▶ [Records supplied]

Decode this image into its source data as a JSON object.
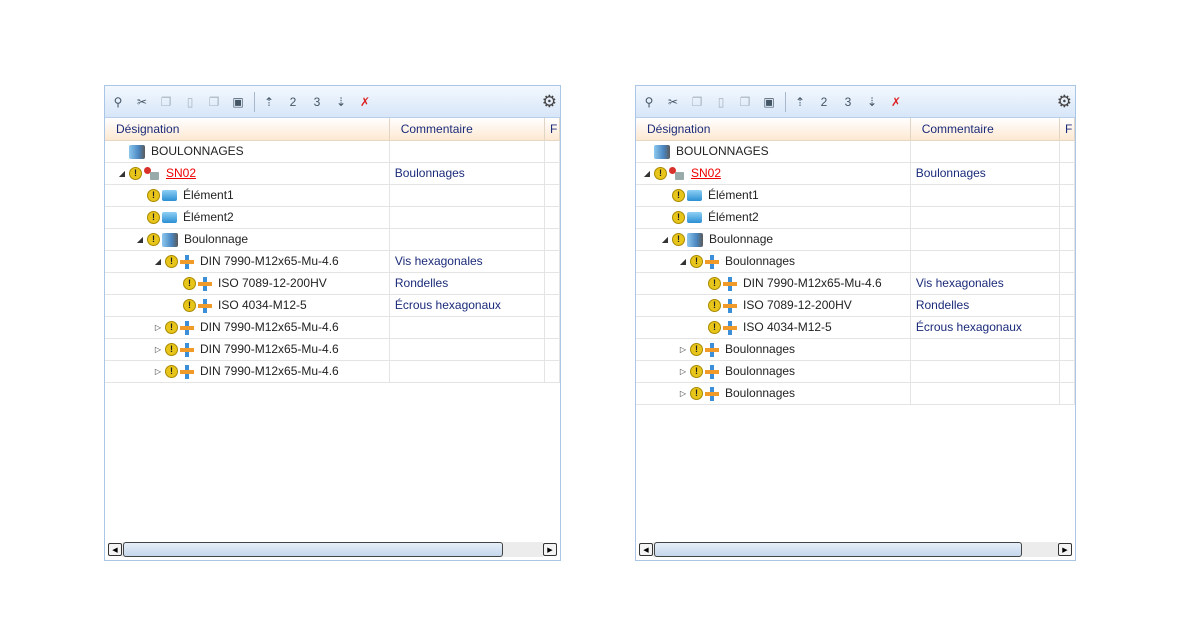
{
  "toolbar": {
    "icons": [
      "find-icon",
      "cut-icon",
      "copy-icon",
      "paste-icon",
      "copy-special-icon",
      "paste-special-icon",
      "expand-level-1-icon",
      "expand-level-2-icon",
      "expand-level-3-icon",
      "expand-all-icon",
      "clear-sort-icon"
    ],
    "settings_icon": "gear-icon"
  },
  "panels": [
    {
      "columns": [
        "Désignation",
        "Commentaire",
        "F"
      ],
      "rows": [
        {
          "level": 0,
          "expander": "",
          "icons": [
            "assembly"
          ],
          "label": "BOULONNAGES",
          "comment": ""
        },
        {
          "level": 0,
          "expander": "expanded",
          "icons": [
            "warn",
            "sn"
          ],
          "label": "SN02",
          "link": true,
          "comment": "Boulonnages"
        },
        {
          "level": 1,
          "expander": "",
          "icons": [
            "warn",
            "block"
          ],
          "label": "Élément1",
          "comment": ""
        },
        {
          "level": 1,
          "expander": "",
          "icons": [
            "warn",
            "block"
          ],
          "label": "Élément2",
          "comment": ""
        },
        {
          "level": 1,
          "expander": "expanded",
          "icons": [
            "warn",
            "assembly"
          ],
          "label": "Boulonnage",
          "comment": ""
        },
        {
          "level": 2,
          "expander": "expanded",
          "icons": [
            "warn",
            "bolt"
          ],
          "label": "DIN 7990-M12x65-Mu-4.6",
          "comment": "Vis hexagonales"
        },
        {
          "level": 3,
          "expander": "",
          "icons": [
            "warn",
            "bolt"
          ],
          "label": "ISO 7089-12-200HV",
          "comment": "Rondelles"
        },
        {
          "level": 3,
          "expander": "",
          "icons": [
            "warn",
            "bolt"
          ],
          "label": "ISO 4034-M12-5",
          "comment": "Écrous hexagonaux"
        },
        {
          "level": 2,
          "expander": "collapsed",
          "icons": [
            "warn",
            "bolt"
          ],
          "label": "DIN 7990-M12x65-Mu-4.6",
          "comment": ""
        },
        {
          "level": 2,
          "expander": "collapsed",
          "icons": [
            "warn",
            "bolt"
          ],
          "label": "DIN 7990-M12x65-Mu-4.6",
          "comment": ""
        },
        {
          "level": 2,
          "expander": "collapsed",
          "icons": [
            "warn",
            "bolt"
          ],
          "label": "DIN 7990-M12x65-Mu-4.6",
          "comment": ""
        }
      ]
    },
    {
      "columns": [
        "Désignation",
        "Commentaire",
        "F"
      ],
      "rows": [
        {
          "level": 0,
          "expander": "",
          "icons": [
            "assembly"
          ],
          "label": "BOULONNAGES",
          "comment": ""
        },
        {
          "level": 0,
          "expander": "expanded",
          "icons": [
            "warn",
            "sn"
          ],
          "label": "SN02",
          "link": true,
          "comment": "Boulonnages"
        },
        {
          "level": 1,
          "expander": "",
          "icons": [
            "warn",
            "block"
          ],
          "label": "Élément1",
          "comment": ""
        },
        {
          "level": 1,
          "expander": "",
          "icons": [
            "warn",
            "block"
          ],
          "label": "Élément2",
          "comment": ""
        },
        {
          "level": 1,
          "expander": "expanded",
          "icons": [
            "warn",
            "assembly"
          ],
          "label": "Boulonnage",
          "comment": ""
        },
        {
          "level": 2,
          "expander": "expanded",
          "icons": [
            "warn",
            "bolt"
          ],
          "label": "Boulonnages",
          "comment": ""
        },
        {
          "level": 3,
          "expander": "",
          "icons": [
            "warn",
            "bolt"
          ],
          "label": "DIN 7990-M12x65-Mu-4.6",
          "comment": "Vis hexagonales"
        },
        {
          "level": 3,
          "expander": "",
          "icons": [
            "warn",
            "bolt"
          ],
          "label": "ISO 7089-12-200HV",
          "comment": "Rondelles"
        },
        {
          "level": 3,
          "expander": "",
          "icons": [
            "warn",
            "bolt"
          ],
          "label": "ISO 4034-M12-5",
          "comment": "Écrous hexagonaux"
        },
        {
          "level": 2,
          "expander": "collapsed",
          "icons": [
            "warn",
            "bolt"
          ],
          "label": "Boulonnages",
          "comment": ""
        },
        {
          "level": 2,
          "expander": "collapsed",
          "icons": [
            "warn",
            "bolt"
          ],
          "label": "Boulonnages",
          "comment": ""
        },
        {
          "level": 2,
          "expander": "collapsed",
          "icons": [
            "warn",
            "bolt"
          ],
          "label": "Boulonnages",
          "comment": ""
        }
      ]
    }
  ]
}
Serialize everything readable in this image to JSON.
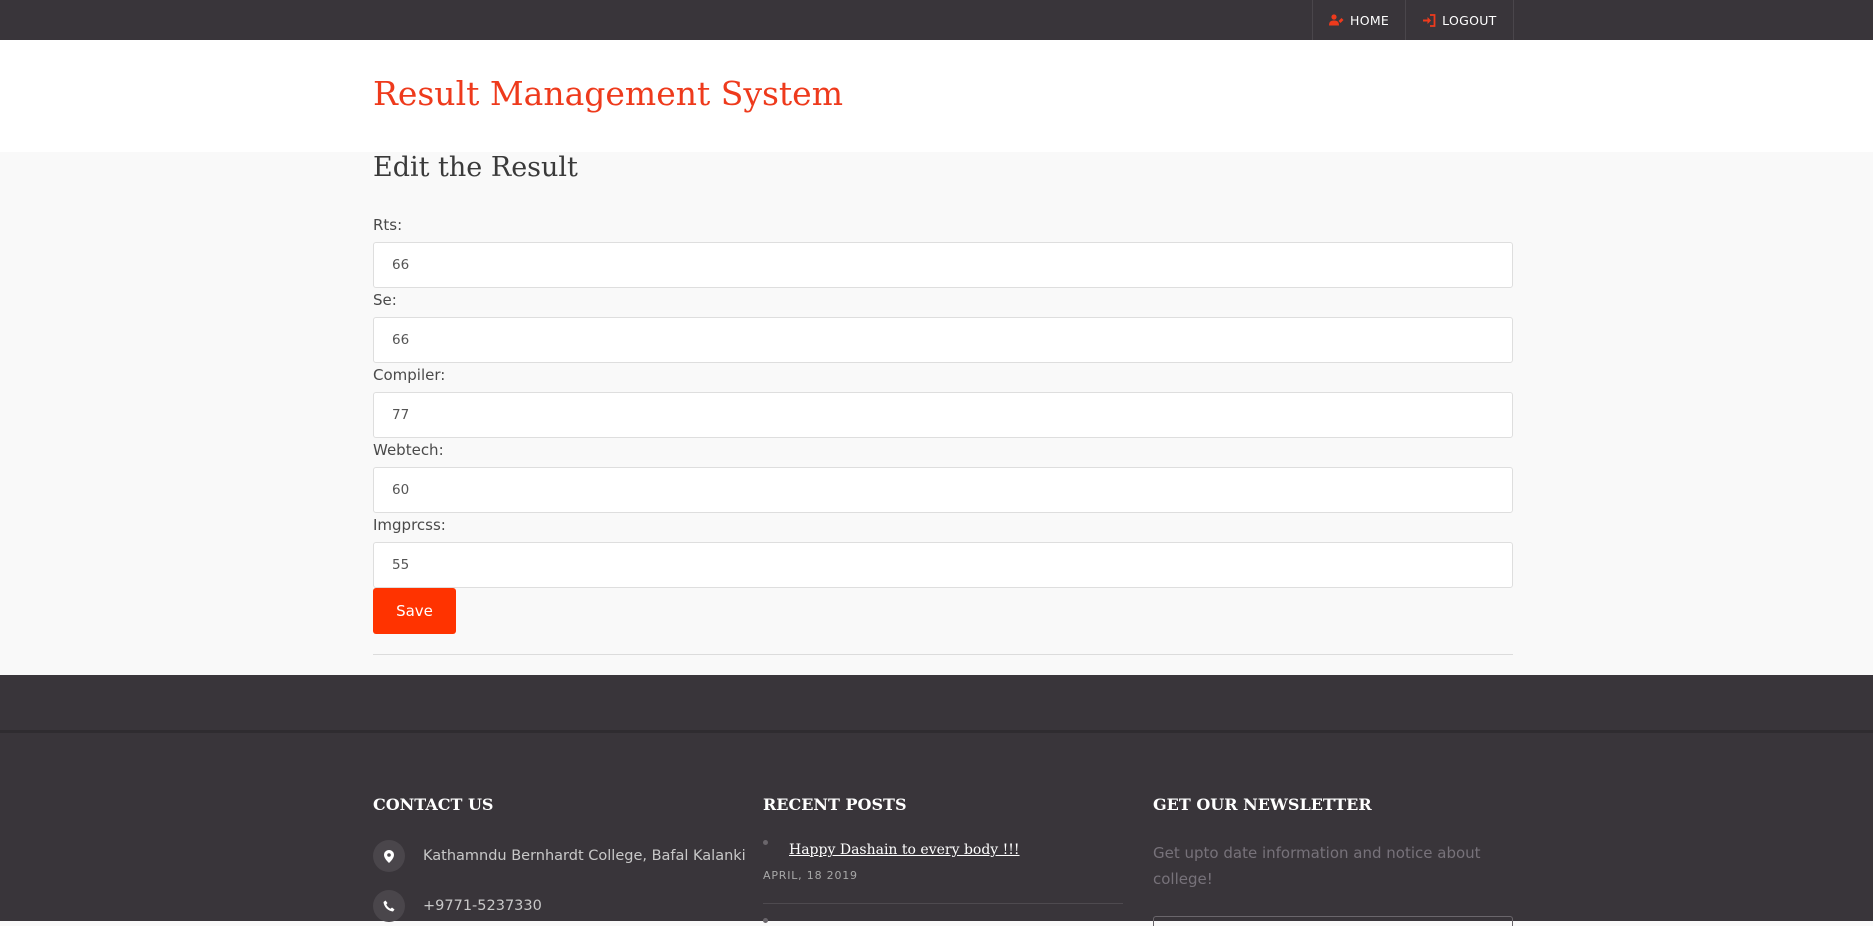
{
  "topnav": {
    "home_label": "HOME",
    "logout_label": "LOGOUT"
  },
  "header": {
    "site_title": "Result Management System"
  },
  "form": {
    "heading": "Edit the Result",
    "fields": [
      {
        "label": "Rts:",
        "value": "66"
      },
      {
        "label": "Se:",
        "value": "66"
      },
      {
        "label": "Compiler:",
        "value": "77"
      },
      {
        "label": "Webtech:",
        "value": "60"
      },
      {
        "label": "Imgprcss:",
        "value": "55"
      }
    ],
    "save_label": "Save"
  },
  "footer": {
    "contact": {
      "heading": "CONTACT US",
      "address": "Kathamndu Bernhardt College, Bafal Kalanki",
      "phone": "+9771-5237330"
    },
    "recent_posts": {
      "heading": "RECENT POSTS",
      "posts": [
        {
          "title": "Happy Dashain to every body !!!",
          "date": "APRIL, 18 2019"
        }
      ]
    },
    "newsletter": {
      "heading": "GET OUR NEWSLETTER",
      "text": "Get upto date information and notice about college!"
    }
  },
  "colors": {
    "accent": "#ff3300",
    "title_red": "#ee3a1c",
    "dark_bar": "#39353a"
  }
}
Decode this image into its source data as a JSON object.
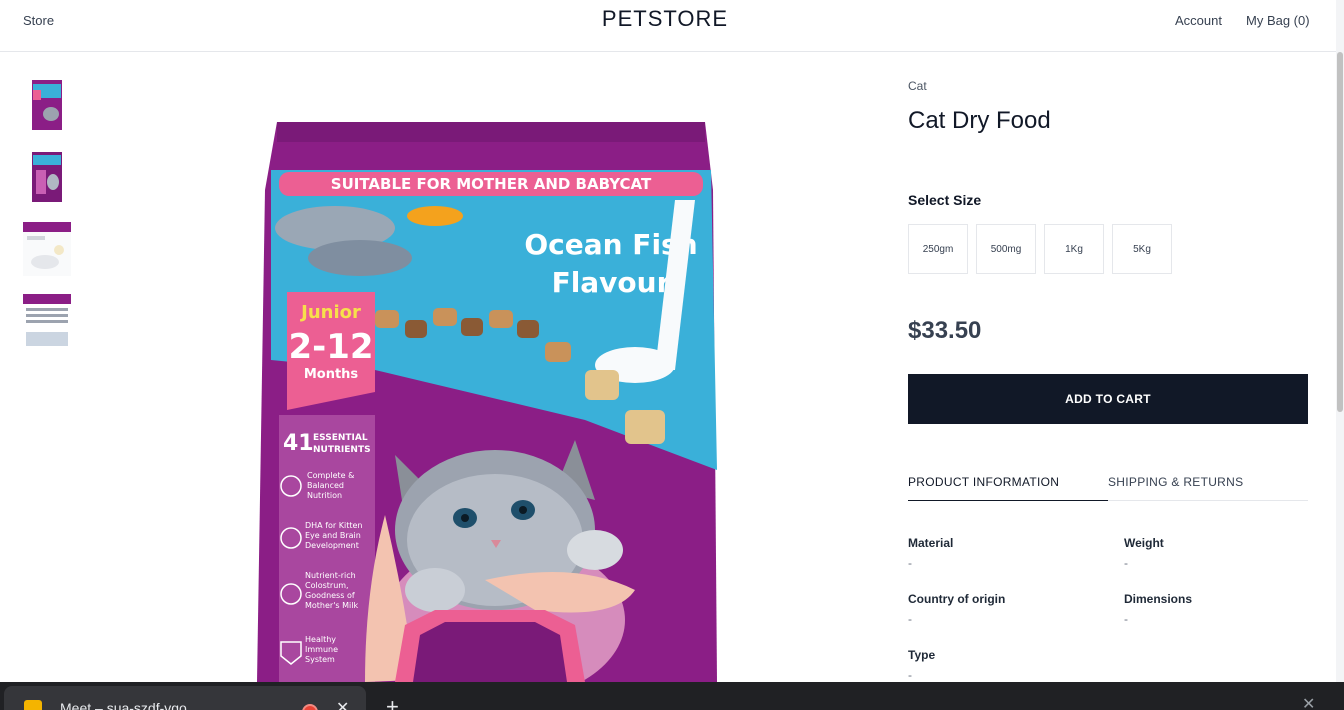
{
  "header": {
    "store_label": "Store",
    "brand": "PETSTORE",
    "account_label": "Account",
    "bag_label": "My Bag (0)"
  },
  "product": {
    "category": "Cat",
    "title": "Cat Dry Food",
    "select_size_label": "Select Size",
    "sizes": [
      "250gm",
      "500mg",
      "1Kg",
      "5Kg"
    ],
    "price": "$33.50",
    "add_to_cart_label": "ADD TO CART",
    "tabs": [
      "PRODUCT INFORMATION",
      "SHIPPING & RETURNS"
    ],
    "specs": [
      {
        "label": "Material",
        "value": "-"
      },
      {
        "label": "Weight",
        "value": "-"
      },
      {
        "label": "Country of origin",
        "value": "-"
      },
      {
        "label": "Dimensions",
        "value": "-"
      },
      {
        "label": "Type",
        "value": "-"
      }
    ]
  },
  "package_art": {
    "banner": "SUITABLE FOR MOTHER AND BABYCAT",
    "flavour_line1": "Ocean Fish",
    "flavour_line2": "Flavour",
    "age_top": "Junior",
    "age_range": "2-12",
    "age_unit": "Months",
    "nutrients_count": "41",
    "nutrients_label1": "ESSENTIAL",
    "nutrients_label2": "NUTRIENTS",
    "benefit1": [
      "Complete &",
      "Balanced",
      "Nutrition"
    ],
    "benefit2": [
      "DHA for Kitten",
      "Eye and Brain",
      "Development"
    ],
    "benefit3": [
      "Nutrient-rich",
      "Colostrum,",
      "Goodness of",
      "Mother's Milk"
    ],
    "benefit4": [
      "Healthy",
      "Immune",
      "System"
    ],
    "colors": {
      "purple": "#8b1e86",
      "pink": "#ec5f93",
      "sky": "#3ab0d9"
    }
  },
  "taskbar": {
    "tab_label": "Meet – sua-szdf-vgo",
    "icons": [
      "meet-icon",
      "record-icon",
      "close-icon",
      "plus-icon"
    ]
  }
}
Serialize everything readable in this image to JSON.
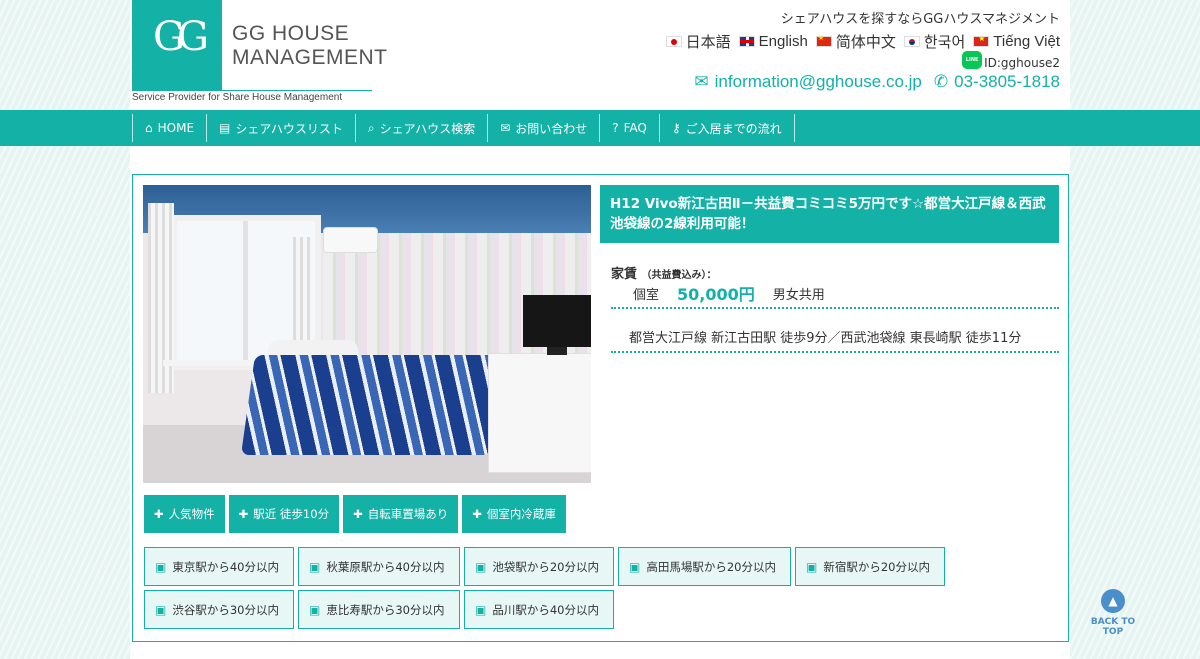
{
  "header": {
    "logo_mark": "GG",
    "logo_line1": "GG HOUSE",
    "logo_line2": "MANAGEMENT",
    "tagline": "Service Provider for Share House Management",
    "top_text": "シェアハウスを探すならGGハウスマネジメント",
    "languages": [
      {
        "label": "日本語",
        "flag": "jp"
      },
      {
        "label": "English",
        "flag": "gb"
      },
      {
        "label": "简体中文",
        "flag": "cn"
      },
      {
        "label": "한국어",
        "flag": "kr"
      },
      {
        "label": "Tiếng Việt",
        "flag": "vn"
      }
    ],
    "line_icon_text": "LINE",
    "line_id": "ID:gghouse2",
    "email": "information@gghouse.co.jp",
    "phone": "03-3805-1818",
    "brand_color": "#14b1a7"
  },
  "nav": {
    "items": [
      {
        "label": "HOME",
        "icon": "home-icon",
        "glyph": "⌂"
      },
      {
        "label": "シェアハウスリスト",
        "icon": "clipboard-icon",
        "glyph": "▤"
      },
      {
        "label": "シェアハウス検索",
        "icon": "search-icon",
        "glyph": "⌕"
      },
      {
        "label": "お問い合わせ",
        "icon": "envelope-icon",
        "glyph": "✉"
      },
      {
        "label": "FAQ",
        "icon": "question-icon",
        "glyph": "?"
      },
      {
        "label": "ご入居までの流れ",
        "icon": "key-icon",
        "glyph": "⚷"
      }
    ]
  },
  "listing": {
    "title": "H12 Vivo新江古田Ⅱ－共益費コミコミ5万円です☆都営大江戸線＆西武池袋線の2線利用可能！",
    "rent_label": "家賃",
    "rent_note": "（共益費込み）：",
    "room_type": "個室",
    "price": "50,000円",
    "gender": "男女共用",
    "access": "都営大江戸線 新江古田駅 徒歩9分／西武池袋線 東長崎駅 徒歩11分",
    "tags": [
      "人気物件",
      "駅近 徒歩10分",
      "自転車置場あり",
      "個室内冷蔵庫"
    ],
    "stations": [
      "東京駅から40分以内",
      "秋葉原駅から40分以内",
      "池袋駅から20分以内",
      "高田馬場駅から20分以内",
      "新宿駅から20分以内",
      "渋谷駅から30分以内",
      "恵比寿駅から30分以内",
      "品川駅から40分以内"
    ]
  },
  "back_to_top": "BACK TO TOP"
}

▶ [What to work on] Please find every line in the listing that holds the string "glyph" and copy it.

▶ [Your solution]
        "glyph": "⌂"
        "glyph": "▤"
        "glyph": "⌕"
        "glyph": "✉"
        "glyph": "?"
        "glyph": "⚷"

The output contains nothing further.